STOCKHOLM (AP) -- A Swedish prosecutor has charged three Volvo executives with bribery in relation to the U.N. oil-for-food program during Saddam Hussein's rule in Iraq, court papers said Friday.
Prosecutor Christer van der Kwast said the men, employed in the Volvo Construction Equipment International AB unit, paid out hundreds of thousands of euros in exchange for contracts between 2000 and 2002, thereby committing "grave sanction breach" -- the formal charge.
The men, who were not named, allegedly gave several Iraqi ministries payouts for contracts through false companies, thus breaking U.N. sanctions, according to court papers obtained Friday by The Associated Press. The charges were laid at the Eskilstuna District Court near Stockholm on Thursday.
It was not immediately clear what punishment the men would face if found guilty. Van der Kwast has reportedly said he would demand prison sentences.
Van der Kwast said the breaches of U.N. sanctions by the men had been "systematic ... and included so-called kickbacks to be paid out to Iraq, violating valid U.N. sanctions."
The $64 billion oil-for-food program ran between 1996-2003 and allowed Iraq to sell oil in exchange for humanitarian goods such as food and medicine. It was meant to alleviate the suffering of ordinary Iraqis caused by U.N. sanctions imposed after Saddam's 1990 invasion of Kuwait.
However, Saddam's regime corrupted the program by accepting bribes and choosing the buyers of Iraqi oil and sellers of humanitarian goods.
The Volvo unit was one of some 2,200 companies listed in a 2005 U.N.-backed investigation as having colluded with Saddam's government. The report said the companies in the probe paid a total $1.8 billion in kickbacks and illicit surcharges to Iraq.
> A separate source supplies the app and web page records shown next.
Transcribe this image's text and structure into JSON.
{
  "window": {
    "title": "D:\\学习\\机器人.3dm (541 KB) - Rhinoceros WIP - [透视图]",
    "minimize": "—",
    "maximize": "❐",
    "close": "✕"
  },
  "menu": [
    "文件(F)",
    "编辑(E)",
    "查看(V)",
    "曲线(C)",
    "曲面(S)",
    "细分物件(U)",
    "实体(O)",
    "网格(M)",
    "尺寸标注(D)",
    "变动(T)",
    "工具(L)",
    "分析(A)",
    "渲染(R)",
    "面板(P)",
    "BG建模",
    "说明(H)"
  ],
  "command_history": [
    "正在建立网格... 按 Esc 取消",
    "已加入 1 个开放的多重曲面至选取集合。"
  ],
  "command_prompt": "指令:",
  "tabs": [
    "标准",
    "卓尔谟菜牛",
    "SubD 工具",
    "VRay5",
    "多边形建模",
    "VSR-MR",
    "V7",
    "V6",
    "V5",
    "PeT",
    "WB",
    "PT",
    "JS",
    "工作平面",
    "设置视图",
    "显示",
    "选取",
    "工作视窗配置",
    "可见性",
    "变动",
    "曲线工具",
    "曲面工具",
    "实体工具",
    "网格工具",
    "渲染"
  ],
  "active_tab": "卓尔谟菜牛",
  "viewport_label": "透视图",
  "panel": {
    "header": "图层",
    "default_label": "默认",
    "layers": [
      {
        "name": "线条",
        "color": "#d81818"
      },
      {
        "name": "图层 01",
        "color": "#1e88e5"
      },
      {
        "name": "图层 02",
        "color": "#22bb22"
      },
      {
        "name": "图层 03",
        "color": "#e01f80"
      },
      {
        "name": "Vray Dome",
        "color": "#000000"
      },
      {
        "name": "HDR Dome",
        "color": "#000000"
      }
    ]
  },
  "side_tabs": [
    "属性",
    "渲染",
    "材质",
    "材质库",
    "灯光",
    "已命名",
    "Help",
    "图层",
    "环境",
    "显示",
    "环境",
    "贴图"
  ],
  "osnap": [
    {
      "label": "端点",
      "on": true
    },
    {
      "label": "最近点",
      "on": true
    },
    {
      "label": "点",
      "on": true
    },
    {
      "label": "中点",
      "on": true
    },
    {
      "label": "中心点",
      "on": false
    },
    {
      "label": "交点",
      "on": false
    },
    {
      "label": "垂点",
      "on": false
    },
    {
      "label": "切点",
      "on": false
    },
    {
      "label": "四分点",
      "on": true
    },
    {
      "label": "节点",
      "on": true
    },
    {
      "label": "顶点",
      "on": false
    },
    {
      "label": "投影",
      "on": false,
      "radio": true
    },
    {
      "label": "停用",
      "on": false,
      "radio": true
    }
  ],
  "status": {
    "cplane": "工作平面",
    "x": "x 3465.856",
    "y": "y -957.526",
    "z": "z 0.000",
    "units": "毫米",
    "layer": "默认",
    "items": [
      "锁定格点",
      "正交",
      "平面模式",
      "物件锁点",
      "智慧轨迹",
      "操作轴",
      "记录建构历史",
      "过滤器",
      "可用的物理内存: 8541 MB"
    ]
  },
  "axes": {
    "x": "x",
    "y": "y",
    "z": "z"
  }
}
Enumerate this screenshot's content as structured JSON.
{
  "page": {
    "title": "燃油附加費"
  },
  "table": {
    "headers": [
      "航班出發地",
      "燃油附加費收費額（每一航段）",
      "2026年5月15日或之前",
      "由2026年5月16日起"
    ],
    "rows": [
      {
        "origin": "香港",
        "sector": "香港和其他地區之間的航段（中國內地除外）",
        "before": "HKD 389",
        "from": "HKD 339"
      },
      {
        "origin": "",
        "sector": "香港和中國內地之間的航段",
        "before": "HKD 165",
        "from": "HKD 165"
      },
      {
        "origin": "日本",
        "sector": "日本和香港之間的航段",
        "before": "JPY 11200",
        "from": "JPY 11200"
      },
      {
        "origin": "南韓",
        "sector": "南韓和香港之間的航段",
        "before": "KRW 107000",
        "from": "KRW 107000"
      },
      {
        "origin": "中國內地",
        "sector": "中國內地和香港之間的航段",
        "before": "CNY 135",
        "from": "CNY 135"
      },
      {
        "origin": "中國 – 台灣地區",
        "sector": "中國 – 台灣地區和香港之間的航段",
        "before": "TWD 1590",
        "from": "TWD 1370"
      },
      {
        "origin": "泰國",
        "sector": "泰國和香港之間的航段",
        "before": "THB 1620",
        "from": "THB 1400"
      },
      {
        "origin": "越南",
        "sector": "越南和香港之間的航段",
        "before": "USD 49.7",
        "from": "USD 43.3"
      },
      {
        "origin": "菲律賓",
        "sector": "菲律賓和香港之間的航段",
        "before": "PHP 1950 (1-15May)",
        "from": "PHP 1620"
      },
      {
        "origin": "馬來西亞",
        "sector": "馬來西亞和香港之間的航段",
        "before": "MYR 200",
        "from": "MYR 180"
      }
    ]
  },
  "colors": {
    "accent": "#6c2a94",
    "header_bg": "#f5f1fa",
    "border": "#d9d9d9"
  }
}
The inquiry unveiled documents showing just how troubled the oil-for-food program had been, turning the issue over to the home governments of the companies involved, allowing them to request documents and other materials for their own prosecution bodies.
Other Swedish companies mentioned in the report included engineering company Atlas Copco AB and truck maker Scania AB. Van der Kwast told Svenska Dagbladet he would make a decision on whether to bring charges against Scania shortly.
Last year, Volvo agreed to pay $19.6 million in settlement to the U.S. government to resolve issues related to the oil-for-food program.